Output the full listing that appears below, exactly as it is presented.
◆ ◆ ◆ ◆ ◆
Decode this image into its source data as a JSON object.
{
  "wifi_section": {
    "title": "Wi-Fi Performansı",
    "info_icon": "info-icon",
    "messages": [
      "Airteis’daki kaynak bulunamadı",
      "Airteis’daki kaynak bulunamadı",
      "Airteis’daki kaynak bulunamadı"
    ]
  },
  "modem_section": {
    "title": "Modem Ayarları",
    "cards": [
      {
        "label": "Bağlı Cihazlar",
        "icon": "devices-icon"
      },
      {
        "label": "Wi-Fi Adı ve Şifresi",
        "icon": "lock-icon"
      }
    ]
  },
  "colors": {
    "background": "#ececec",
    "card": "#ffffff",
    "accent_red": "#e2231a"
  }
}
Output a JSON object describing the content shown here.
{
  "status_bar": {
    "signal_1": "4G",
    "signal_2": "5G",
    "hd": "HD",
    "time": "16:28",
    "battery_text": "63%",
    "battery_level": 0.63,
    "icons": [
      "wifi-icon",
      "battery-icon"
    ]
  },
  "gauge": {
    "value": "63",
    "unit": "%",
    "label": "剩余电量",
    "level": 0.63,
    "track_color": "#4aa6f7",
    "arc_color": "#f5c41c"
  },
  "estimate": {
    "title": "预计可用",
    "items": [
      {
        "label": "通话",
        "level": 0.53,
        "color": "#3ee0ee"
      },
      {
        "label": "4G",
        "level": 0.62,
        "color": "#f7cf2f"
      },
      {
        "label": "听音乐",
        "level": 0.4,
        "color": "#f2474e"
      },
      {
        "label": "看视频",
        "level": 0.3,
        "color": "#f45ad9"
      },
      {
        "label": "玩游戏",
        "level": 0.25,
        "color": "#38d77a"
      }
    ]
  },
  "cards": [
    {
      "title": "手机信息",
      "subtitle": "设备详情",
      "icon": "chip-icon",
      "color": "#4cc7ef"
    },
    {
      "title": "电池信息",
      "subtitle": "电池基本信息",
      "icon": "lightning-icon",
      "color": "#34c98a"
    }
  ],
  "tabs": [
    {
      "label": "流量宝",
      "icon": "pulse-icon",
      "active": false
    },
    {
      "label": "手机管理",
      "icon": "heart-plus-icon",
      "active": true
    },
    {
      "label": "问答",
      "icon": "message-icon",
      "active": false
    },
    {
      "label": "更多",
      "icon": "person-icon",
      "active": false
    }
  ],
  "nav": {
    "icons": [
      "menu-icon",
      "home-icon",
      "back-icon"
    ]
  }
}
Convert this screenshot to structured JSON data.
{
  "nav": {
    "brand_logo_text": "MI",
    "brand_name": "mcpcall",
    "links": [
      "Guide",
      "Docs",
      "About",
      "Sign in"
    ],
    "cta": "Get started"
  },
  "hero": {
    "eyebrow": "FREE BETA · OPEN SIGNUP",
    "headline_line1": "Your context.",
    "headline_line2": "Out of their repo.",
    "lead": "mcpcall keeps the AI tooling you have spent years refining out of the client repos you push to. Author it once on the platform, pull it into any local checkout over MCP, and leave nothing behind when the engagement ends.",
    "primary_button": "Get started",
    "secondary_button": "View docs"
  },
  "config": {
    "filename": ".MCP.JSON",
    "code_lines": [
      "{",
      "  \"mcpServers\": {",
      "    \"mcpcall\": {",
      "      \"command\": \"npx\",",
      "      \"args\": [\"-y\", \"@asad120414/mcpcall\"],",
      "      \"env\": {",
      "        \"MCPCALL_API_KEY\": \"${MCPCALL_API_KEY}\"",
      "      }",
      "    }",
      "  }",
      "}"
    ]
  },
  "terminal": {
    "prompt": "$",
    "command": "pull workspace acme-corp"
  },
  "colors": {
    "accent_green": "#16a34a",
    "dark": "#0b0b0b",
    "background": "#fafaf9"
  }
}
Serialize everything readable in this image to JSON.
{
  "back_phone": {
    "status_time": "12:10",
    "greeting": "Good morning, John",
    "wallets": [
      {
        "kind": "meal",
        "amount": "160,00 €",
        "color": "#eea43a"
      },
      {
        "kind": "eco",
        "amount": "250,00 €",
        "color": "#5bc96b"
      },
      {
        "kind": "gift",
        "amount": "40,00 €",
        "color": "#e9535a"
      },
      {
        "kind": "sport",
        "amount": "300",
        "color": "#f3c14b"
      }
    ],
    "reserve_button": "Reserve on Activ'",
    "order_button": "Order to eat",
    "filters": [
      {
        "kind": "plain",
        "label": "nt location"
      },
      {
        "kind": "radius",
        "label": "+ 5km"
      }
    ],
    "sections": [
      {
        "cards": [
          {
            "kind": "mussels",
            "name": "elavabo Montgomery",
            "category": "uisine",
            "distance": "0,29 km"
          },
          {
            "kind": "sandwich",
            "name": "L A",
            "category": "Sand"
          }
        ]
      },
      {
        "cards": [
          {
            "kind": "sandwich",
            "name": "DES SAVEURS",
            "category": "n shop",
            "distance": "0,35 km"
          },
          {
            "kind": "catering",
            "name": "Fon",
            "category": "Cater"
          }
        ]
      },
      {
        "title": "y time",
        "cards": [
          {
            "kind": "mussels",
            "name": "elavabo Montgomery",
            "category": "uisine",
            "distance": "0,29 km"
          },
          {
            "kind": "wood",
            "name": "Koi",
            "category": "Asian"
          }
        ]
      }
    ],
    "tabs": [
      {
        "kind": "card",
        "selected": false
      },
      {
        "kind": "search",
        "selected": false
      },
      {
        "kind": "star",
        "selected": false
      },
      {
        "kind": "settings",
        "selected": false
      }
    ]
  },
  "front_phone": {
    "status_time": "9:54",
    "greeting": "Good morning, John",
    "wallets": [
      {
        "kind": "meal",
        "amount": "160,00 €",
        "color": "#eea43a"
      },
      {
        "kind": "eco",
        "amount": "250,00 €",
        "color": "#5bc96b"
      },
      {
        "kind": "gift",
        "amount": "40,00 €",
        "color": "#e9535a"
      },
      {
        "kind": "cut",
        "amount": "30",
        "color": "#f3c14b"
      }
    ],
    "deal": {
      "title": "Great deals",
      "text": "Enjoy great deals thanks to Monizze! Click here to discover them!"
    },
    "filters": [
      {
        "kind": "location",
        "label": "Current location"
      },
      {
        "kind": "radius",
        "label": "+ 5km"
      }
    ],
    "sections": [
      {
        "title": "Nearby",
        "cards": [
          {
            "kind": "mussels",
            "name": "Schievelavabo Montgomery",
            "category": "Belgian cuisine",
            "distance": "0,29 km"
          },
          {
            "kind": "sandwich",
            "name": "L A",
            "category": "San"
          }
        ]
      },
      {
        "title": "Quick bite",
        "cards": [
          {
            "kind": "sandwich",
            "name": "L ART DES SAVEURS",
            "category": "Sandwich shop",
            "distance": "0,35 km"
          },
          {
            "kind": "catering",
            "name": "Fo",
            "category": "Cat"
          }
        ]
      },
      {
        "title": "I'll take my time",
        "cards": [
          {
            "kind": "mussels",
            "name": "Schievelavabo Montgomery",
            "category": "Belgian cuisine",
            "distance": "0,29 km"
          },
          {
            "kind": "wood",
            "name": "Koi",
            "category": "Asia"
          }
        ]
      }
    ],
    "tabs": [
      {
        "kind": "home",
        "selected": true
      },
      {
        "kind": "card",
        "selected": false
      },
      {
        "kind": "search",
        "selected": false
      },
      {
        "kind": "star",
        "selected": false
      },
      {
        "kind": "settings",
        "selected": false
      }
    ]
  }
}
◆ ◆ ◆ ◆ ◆
Exercise solution |
Decode this image into its source data as a JSON object.
{
  "wifi_section": {
    "title": "Wi-Fi Performansı",
    "info_icon": "info-icon",
    "messages": [
      "Airteis’daki kaynak bulunamadı",
      "Airteis’daki kaynak bulunamadı",
      "Airteis’daki kaynak bulunamadı"
    ]
  },
  "modem_section": {
    "title": "Modem Ayarları",
    "cards": [
      {
        "label": "Bağlı Cihazlar",
        "icon": "devices-icon"
      },
      {
        "label": "Wi-Fi Adı ve Şifresi",
        "icon": "lock-icon"
      }
    ]
  },
  "colors": {
    "background": "#ececec",
    "card": "#ffffff",
    "accent_red": "#e2231a"
  }
}
Output a JSON object describing the content shown here.
{
  "status_bar": {
    "signal_1": "4G",
    "signal_2": "5G",
    "hd": "HD",
    "time": "16:28",
    "battery_text": "63%",
    "battery_level": 0.63,
    "icons": [
      "wifi-icon",
      "battery-icon"
    ]
  },
  "gauge": {
    "value": "63",
    "unit": "%",
    "label": "剩余电量",
    "level": 0.63,
    "track_color": "#4aa6f7",
    "arc_color": "#f5c41c"
  },
  "estimate": {
    "title": "预计可用",
    "items": [
      {
        "label": "通话",
        "level": 0.53,
        "color": "#3ee0ee"
      },
      {
        "label": "4G",
        "level": 0.62,
        "color": "#f7cf2f"
      },
      {
        "label": "听音乐",
        "level": 0.4,
        "color": "#f2474e"
      },
      {
        "label": "看视频",
        "level": 0.3,
        "color": "#f45ad9"
      },
      {
        "label": "玩游戏",
        "level": 0.25,
        "color": "#38d77a"
      }
    ]
  },
  "cards": [
    {
      "title": "手机信息",
      "subtitle": "设备详情",
      "icon": "chip-icon",
      "color": "#4cc7ef"
    },
    {
      "title": "电池信息",
      "subtitle": "电池基本信息",
      "icon": "lightning-icon",
      "color": "#34c98a"
    }
  ],
  "tabs": [
    {
      "label": "流量宝",
      "icon": "pulse-icon",
      "active": false
    },
    {
      "label": "手机管理",
      "icon": "heart-plus-icon",
      "active": true
    },
    {
      "label": "问答",
      "icon": "message-icon",
      "active": false
    },
    {
      "label": "更多",
      "icon": "person-icon",
      "active": false
    }
  ],
  "nav": {
    "icons": [
      "menu-icon",
      "home-icon",
      "back-icon"
    ]
  }
}
Convert this screenshot to structured JSON data.
{
  "nav": {
    "brand_logo_text": "MI",
    "brand_name": "mcpcall",
    "links": [
      "Guide",
      "Docs",
      "About",
      "Sign in"
    ],
    "cta": "Get started"
  },
  "hero": {
    "eyebrow": "FREE BETA · OPEN SIGNUP",
    "headline_line1": "Your context.",
    "headline_line2": "Out of their repo.",
    "lead": "mcpcall keeps the AI tooling you have spent years refining out of the client repos you push to. Author it once on the platform, pull it into any local checkout over MCP, and leave nothing behind when the engagement ends.",
    "primary_button": "Get started",
    "secondary_button": "View docs"
  },
  "config": {
    "filename": ".MCP.JSON",
    "code_lines": [
      "{",
      "  \"mcpServers\": {",
      "    \"mcpcall\": {",
      "      \"command\": \"npx\",",
      "      \"args\": [\"-y\", \"@asad120414/mcpcall\"],",
      "      \"env\": {",
      "        \"MCPCALL_API_KEY\": \"${MCPCALL_API_KEY}\"",
      "      }",
      "    }",
      "  }",
      "}"
    ]
  },
  "terminal": {
    "prompt": "$",
    "command": "pull workspace acme-corp"
  },
  "colors": {
    "accent_green": "#16a34a",
    "dark": "#0b0b0b",
    "background": "#fafaf9"
  }
}
Serialize everything readable in this image to JSON.
{
  "back_phone": {
    "status_time": "12:10",
    "greeting": "Good morning, John",
    "wallets": [
      {
        "kind": "meal",
        "amount": "160,00 €",
        "color": "#eea43a"
      },
      {
        "kind": "eco",
        "amount": "250,00 €",
        "color": "#5bc96b"
      },
      {
        "kind": "gift",
        "amount": "40,00 €",
        "color": "#e9535a"
      },
      {
        "kind": "sport",
        "amount": "300",
        "color": "#f3c14b"
      }
    ],
    "reserve_button": "Reserve on Activ'",
    "order_button": "Order to eat",
    "filters": [
      {
        "kind": "plain",
        "label": "nt location"
      },
      {
        "kind": "radius",
        "label": "+ 5km"
      }
    ],
    "sections": [
      {
        "cards": [
          {
            "kind": "mussels",
            "name": "elavabo Montgomery",
            "category": "uisine",
            "distance": "0,29 km"
          },
          {
            "kind": "sandwich",
            "name": "L A",
            "category": "Sand"
          }
        ]
      },
      {
        "cards": [
          {
            "kind": "sandwich",
            "name": "DES SAVEURS",
            "category": "n shop",
            "distance": "0,35 km"
          },
          {
            "kind": "catering",
            "name": "Fon",
            "category": "Cater"
          }
        ]
      },
      {
        "title": "y time",
        "cards": [
          {
            "kind": "mussels",
            "name": "elavabo Montgomery",
            "category": "uisine",
            "distance": "0,29 km"
          },
          {
            "kind": "wood",
            "name": "Koi",
            "category": "Asian"
          }
        ]
      }
    ],
    "tabs": [
      {
        "kind": "card",
        "selected": false
      },
      {
        "kind": "search",
        "selected": false
      },
      {
        "kind": "star",
        "selected": false
      },
      {
        "kind": "settings",
        "selected": false
      }
    ]
  },
  "front_phone": {
    "status_time": "9:54",
    "greeting": "Good morning, John",
    "wallets": [
      {
        "kind": "meal",
        "amount": "160,00 €",
        "color": "#eea43a"
      },
      {
        "kind": "eco",
        "amount": "250,00 €",
        "color": "#5bc96b"
      },
      {
        "kind": "gift",
        "amount": "40,00 €",
        "color": "#e9535a"
      },
      {
        "kind": "cut",
        "amount": "30",
        "color": "#f3c14b"
      }
    ],
    "deal": {
      "title": "Great deals",
      "text": "Enjoy great deals thanks to Monizze! Click here to discover them!"
    },
    "filters": [
      {
        "kind": "location",
        "label": "Current location"
      },
      {
        "kind": "radius",
        "label": "+ 5km"
      }
    ],
    "sections": [
      {
        "title": "Nearby",
        "cards": [
          {
            "kind": "mussels",
            "name": "Schievelavabo Montgomery",
            "category": "Belgian cuisine",
            "distance": "0,29 km"
          },
          {
            "kind": "sandwich",
            "name": "L A",
            "category": "San"
          }
        ]
      },
      {
        "title": "Quick bite",
        "cards": [
          {
            "kind": "sandwich",
            "name": "L ART DES SAVEURS",
            "category": "Sandwich shop",
            "distance": "0,35 km"
          },
          {
            "kind": "catering",
            "name": "Fo",
            "category": "Cat"
          }
        ]
      },
      {
        "title": "I'll take my time",
        "cards": [
          {
            "kind": "mussels",
            "name": "Schievelavabo Montgomery",
            "category": "Belgian cuisine",
            "distance": "0,29 km"
          },
          {
            "kind": "wood",
            "name": "Koi",
            "category": "Asia"
          }
        ]
      }
    ],
    "tabs": [
      {
        "kind": "home",
        "selected": true
      },
      {
        "kind": "card",
        "selected": false
      },
      {
        "kind": "search",
        "selected": false
      },
      {
        "kind": "star",
        "selected": false
      },
      {
        "kind": "settings",
        "selected": false
      }
    ]
  }
}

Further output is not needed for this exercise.